Hoodna Orchestra: OFEL


OFEL, Hoodna Orchestra’s new concept album, is an immersive experience, a call to venture into the unknown, dare to feel what cannot be seen. Dive deep into the music, to the tenebrous depths where the light does not penetrate, to wrestle with the monsters and discover the dark, in all its power. Hoodna Orchestra is an ensemble of outstanding musicians, talented individuals dedicated to a process of searching and open to discovery, whether they are delving into the African sources of Western music, or following a string of thought, a musical phrase, an insistent rhythm. It is possible to discern different influences in the music, all merging together to create a distinctive, unique sound. The word Ofel in Hebrew means “dark” and the album reflects a willingness to explore the possibilities of the dark, open to discovering anything that might be out there, and searching the darkness within as well. Hoodna’s OFEL is a dark that is vast and diverse, there is humor in this album, light within the darkness, and throughout – fascinating, intoxicating rhythms. Hoodna’s Ofel is a subversive dark that insinuates itself into all the hidden places of the body and demands: dance.

OFEL – Hoodna Orchestra/Design by Tal Kadosh

There is an intimation of danger in the Intro, an invitation and a challenge – to follow the thread of melody into the labyrinth, to seek out the beast. To walk out into the abyss, confront the unknown.

The title track Ofel I is a gathering of spirits, a summoning, an invocation. Opening with the deep bass tones of a seductive, insistent rhythm, to which the rising energy of the brass responds. Undulating keyboards with an exciting undercurrent of percussion join in, rising to meet the dark. There is a tension in the complex, densely textured sound cut through by something wild, a wandering wail, a battle cry – then silence.


Breathe, the third track, is an instrumental cover of The Prodigy’s song written by Liam Paul Paris Howlett, Keith Charles Flint and Keith Andres Palmer. Imagine my surprise to find that this arrangement is full of groove – serpentine, deadly, beautiful.

Rexico begins slow and almost solemn, then a bold rhythm rides the ominous chords on into battle. Power Ballad is a piece with a slower tempo and mournful brass. Ofel II is evocative, haunting. A wandering song in the wilderness met by a compelling rhythm. EF-M moves fast and lively – if you are listening to this song and realize you are not dancing, you may want to check your pulse.

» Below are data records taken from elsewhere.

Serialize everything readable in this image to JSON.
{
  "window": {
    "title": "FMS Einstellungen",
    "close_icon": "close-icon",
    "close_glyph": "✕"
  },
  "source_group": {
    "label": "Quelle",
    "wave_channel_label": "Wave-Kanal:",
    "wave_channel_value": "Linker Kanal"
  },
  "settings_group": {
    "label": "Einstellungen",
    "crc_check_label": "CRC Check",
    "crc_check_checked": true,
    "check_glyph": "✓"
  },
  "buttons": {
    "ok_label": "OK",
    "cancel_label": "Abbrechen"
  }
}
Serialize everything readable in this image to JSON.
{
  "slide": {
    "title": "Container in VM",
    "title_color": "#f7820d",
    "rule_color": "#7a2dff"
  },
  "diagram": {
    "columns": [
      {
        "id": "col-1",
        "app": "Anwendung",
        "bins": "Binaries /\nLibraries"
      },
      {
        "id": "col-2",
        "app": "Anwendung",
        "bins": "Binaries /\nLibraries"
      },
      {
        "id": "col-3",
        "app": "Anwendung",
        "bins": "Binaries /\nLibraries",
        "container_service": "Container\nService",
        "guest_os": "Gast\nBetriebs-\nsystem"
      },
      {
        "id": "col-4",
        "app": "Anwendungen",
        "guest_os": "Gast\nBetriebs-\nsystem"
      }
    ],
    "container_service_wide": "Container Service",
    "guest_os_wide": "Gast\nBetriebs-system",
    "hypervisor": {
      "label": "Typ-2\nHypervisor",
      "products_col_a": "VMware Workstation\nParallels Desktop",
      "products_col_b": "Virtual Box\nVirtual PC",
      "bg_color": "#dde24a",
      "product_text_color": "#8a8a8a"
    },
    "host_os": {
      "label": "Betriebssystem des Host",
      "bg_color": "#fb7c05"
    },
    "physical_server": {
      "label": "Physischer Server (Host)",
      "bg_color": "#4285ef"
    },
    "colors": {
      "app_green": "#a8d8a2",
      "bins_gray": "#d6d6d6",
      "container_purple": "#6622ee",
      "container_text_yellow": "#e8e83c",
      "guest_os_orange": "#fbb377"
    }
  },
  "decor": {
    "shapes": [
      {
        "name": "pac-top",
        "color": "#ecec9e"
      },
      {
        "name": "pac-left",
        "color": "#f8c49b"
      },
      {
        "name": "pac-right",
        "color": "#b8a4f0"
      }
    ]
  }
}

Beit Lechem (Hebrew for Bethlehem) is one of my favorites. Slow, somber chords open into a dark electric rhythm, and the brass dances above. The flow is punctuated by a herald and a warning, reminding me of the poem The Second Coming by William Butler Yeats: “And what rough beast, its hour come round at last, / Slouches towards Bethlehem to be born?” Playful keyboards are cut by a flash of lightning, the dark electric warning call, breaking off into silence. Then a lonely electric guitar wanders in, the traveler whose eyes have seen into the darkness, and keeps going on, following the music as it opens out. There is a lyric beauty to this sequence, something almost triumphant. Yet it fades out, and the darkness comes, vast and powerful, in the rough distortion, an orchestrated chaos of sound and sudden, silences. Then the chaos and strange rhythms merge, as if to say – wherever I’m going, that is the way.

The final track Outro, is brief, yet potent. There is a sense of chaos, and a sense of direction within that chaos; the two forces rise and merge, ending the album on a powerful and enigmatic note.

The album launch for OFEL will take place on Wednesday, October 17, 2018 at TEDER (9 Jaffa Road). Doors open at 21:00, admission free.

Hoodna Orchestra/Photo: Vera Bello

Hoodna Orchestra: OFEL

Music composed by Ilan Smilan except Breathe, by written by Liam Paul Paris Howlett, Keith Charles Flint and Keith Andres Palmer.

Hoodna Orchestra are: Ilan Smilan – electric guitar; Elad Gellert – baritone saxophone; Rani Birenbaum – percussion; Raz Eytan – percussion; Matan Assayag – drums; Eylon Tushiner – tenor saxophone; Elinoam Warshavsky – alto saxophone; Uri Selinger – trombone 1; Shahar Ber – percussion; Amir Sadot – bass guitar; Tomer Zuk – keyboards

Performing on OFEL:

Elad Gellert – baritone saxophone; Rom Shani – alto saxophone; Eylon Tushiner – tenor saxophone; Uri Selinger – trombone; Asaf Oseasohn – trumpet; Sefi Zisling – trumpet; Arthur Krasnobaev – trumpet; Tomer Zuk – keyboards; Amir Sadot – bass guitar; Ilan Smilan – electric guitar; Matan Asayag – drums; Rani Birenbaum – percussion; Shahar Ber – percussion; Raz Eytan – percussion.